Background T cells from patients with chronic lymphocytic leukemia may play an important role in contributing to the onset, sustenance, and exacerbation of the disease by providing survival and proliferative signals to the leukemic clone within lymph nodes and bone marrow. Design and Methods By performing chemotaxis assays towards CXCL12, CCL21 and CCL19, we sought to evaluate the migratory potential of T cells from chronic lymphocytic leukemia patients. We next analyzed the chemokine-induced migration of T cells, dividing the chronic lymphocytic leukemia samples according to their expression of the poor prognostic factors CD38 and ZAP70 in leukemic cells determined by flow cytometry. Results We found that T cells from patients with chronic lymphocytic leukemia are less responsive to CXCL12, CCL21 and CCL19 than T cells from healthy adults despite similar CXCR4 and CCR7 expression. Following separation of the patients into two groups according to ZAP-70 expression, we found that T cells from ZAP-70-negative samples showed significantly less migration towards CXCL12 compared to T cells from ZAP-70-positive samples and that this was not due to defective CXCR4 down-regulation, F-actin polymerization or to a lesser expression of ZAP-70, CD3, CD45, CD38 or CXCR7 on these cells.

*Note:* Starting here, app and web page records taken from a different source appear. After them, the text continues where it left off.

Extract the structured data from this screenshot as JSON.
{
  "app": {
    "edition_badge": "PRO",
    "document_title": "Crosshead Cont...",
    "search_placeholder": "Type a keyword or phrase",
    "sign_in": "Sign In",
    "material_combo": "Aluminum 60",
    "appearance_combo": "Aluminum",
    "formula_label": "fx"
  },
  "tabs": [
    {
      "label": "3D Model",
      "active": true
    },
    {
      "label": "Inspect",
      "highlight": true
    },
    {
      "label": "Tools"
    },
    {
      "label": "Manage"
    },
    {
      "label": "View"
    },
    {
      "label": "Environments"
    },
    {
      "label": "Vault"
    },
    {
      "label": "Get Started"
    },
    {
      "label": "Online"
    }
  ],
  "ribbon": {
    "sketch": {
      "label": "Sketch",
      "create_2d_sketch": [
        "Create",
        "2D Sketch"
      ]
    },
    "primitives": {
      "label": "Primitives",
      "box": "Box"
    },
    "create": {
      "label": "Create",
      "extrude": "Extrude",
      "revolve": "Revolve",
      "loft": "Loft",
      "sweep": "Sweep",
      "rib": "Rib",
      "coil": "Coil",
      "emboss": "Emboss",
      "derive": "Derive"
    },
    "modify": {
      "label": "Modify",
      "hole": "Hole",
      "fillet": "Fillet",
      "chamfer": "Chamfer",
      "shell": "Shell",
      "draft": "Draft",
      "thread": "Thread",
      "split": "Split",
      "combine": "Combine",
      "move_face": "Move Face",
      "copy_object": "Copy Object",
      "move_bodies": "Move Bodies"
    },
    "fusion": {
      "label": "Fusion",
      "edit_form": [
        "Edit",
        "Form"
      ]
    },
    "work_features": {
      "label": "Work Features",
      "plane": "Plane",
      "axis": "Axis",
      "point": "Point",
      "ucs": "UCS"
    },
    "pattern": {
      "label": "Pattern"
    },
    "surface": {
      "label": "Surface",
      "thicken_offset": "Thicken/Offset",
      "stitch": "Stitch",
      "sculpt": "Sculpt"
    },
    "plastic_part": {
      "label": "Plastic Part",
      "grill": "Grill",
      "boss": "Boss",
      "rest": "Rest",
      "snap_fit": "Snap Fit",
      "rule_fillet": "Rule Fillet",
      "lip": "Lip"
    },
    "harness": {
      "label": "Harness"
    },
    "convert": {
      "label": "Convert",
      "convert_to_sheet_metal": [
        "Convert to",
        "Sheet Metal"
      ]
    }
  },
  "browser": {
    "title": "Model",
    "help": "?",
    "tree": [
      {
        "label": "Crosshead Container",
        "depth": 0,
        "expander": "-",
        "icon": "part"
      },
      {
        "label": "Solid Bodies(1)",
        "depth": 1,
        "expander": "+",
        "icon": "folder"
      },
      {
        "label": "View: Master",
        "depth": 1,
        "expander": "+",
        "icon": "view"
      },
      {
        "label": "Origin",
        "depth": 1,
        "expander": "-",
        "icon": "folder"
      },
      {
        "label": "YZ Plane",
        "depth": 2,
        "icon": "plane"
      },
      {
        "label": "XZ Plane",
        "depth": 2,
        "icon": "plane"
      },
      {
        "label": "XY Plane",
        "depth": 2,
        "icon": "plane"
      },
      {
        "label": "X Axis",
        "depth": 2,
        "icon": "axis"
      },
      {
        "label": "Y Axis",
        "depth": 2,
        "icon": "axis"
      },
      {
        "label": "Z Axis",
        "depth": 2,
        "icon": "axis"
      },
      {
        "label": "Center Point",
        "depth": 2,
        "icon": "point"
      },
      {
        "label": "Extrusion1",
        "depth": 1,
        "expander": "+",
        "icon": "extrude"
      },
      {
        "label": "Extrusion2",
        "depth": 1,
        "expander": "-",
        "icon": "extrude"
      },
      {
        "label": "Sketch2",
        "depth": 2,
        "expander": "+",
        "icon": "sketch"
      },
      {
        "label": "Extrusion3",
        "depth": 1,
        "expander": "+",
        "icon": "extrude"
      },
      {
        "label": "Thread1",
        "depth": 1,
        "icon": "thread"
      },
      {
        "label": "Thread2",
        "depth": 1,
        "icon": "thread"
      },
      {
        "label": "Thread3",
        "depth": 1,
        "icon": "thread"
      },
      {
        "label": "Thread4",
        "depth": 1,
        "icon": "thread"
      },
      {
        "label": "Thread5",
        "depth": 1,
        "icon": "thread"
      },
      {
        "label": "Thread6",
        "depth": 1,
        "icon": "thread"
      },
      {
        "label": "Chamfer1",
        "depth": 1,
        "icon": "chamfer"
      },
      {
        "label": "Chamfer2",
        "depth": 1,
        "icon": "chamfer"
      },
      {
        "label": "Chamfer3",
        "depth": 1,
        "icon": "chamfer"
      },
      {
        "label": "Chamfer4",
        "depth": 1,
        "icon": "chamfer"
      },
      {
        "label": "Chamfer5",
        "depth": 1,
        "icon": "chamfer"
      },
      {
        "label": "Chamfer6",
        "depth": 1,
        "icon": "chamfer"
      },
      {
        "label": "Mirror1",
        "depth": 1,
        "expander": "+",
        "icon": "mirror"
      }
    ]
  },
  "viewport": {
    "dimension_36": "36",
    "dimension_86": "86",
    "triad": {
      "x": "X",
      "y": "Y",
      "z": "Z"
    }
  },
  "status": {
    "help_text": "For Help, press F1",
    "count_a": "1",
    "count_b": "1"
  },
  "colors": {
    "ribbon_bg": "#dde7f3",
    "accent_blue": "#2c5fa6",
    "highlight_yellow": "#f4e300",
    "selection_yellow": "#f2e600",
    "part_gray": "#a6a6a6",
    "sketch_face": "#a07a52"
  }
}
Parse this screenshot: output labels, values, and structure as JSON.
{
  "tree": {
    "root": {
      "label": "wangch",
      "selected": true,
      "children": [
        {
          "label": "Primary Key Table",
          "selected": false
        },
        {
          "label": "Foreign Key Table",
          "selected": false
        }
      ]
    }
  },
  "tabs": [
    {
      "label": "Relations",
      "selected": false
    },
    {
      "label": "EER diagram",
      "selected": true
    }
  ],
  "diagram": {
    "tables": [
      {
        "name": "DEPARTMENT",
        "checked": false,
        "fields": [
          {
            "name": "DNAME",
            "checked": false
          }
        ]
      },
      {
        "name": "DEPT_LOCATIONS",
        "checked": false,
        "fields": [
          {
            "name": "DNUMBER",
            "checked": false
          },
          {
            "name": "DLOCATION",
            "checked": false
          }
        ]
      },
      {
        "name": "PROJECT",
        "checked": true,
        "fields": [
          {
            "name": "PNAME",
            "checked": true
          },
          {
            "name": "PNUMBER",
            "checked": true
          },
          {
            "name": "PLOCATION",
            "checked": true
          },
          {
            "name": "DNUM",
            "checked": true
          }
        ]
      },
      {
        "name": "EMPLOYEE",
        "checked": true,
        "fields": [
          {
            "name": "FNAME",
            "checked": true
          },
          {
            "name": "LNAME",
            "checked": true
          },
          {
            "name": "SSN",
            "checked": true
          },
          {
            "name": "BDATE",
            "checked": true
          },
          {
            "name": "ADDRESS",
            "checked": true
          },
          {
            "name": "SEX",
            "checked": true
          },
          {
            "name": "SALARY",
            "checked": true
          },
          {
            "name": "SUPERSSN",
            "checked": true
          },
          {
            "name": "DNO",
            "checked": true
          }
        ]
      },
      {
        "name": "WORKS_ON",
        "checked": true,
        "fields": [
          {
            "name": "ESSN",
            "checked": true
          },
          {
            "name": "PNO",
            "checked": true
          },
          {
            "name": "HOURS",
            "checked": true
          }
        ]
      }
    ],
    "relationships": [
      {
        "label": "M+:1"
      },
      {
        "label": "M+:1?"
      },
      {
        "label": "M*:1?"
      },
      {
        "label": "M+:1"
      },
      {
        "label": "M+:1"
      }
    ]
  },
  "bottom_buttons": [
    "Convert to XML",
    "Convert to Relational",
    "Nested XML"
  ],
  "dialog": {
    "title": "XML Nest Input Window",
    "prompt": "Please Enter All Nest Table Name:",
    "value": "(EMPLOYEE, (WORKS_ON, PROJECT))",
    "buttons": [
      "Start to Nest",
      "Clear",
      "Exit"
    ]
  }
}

Interestingly, we found that leukemic cells from ZAP-70-negative samples seem to be responsible for the defective CXCR4 migratory response observed in their T cells. Conclusions Impaired migration towards CXCL12 may reduce the access of T cells from ZAP-70-negative patients to lymphoid organs, creating a less favorable microenvironment for leukemic cell survival and proliferation.
- Chronic lymphocytic leukemia
- T-cell chemotaxis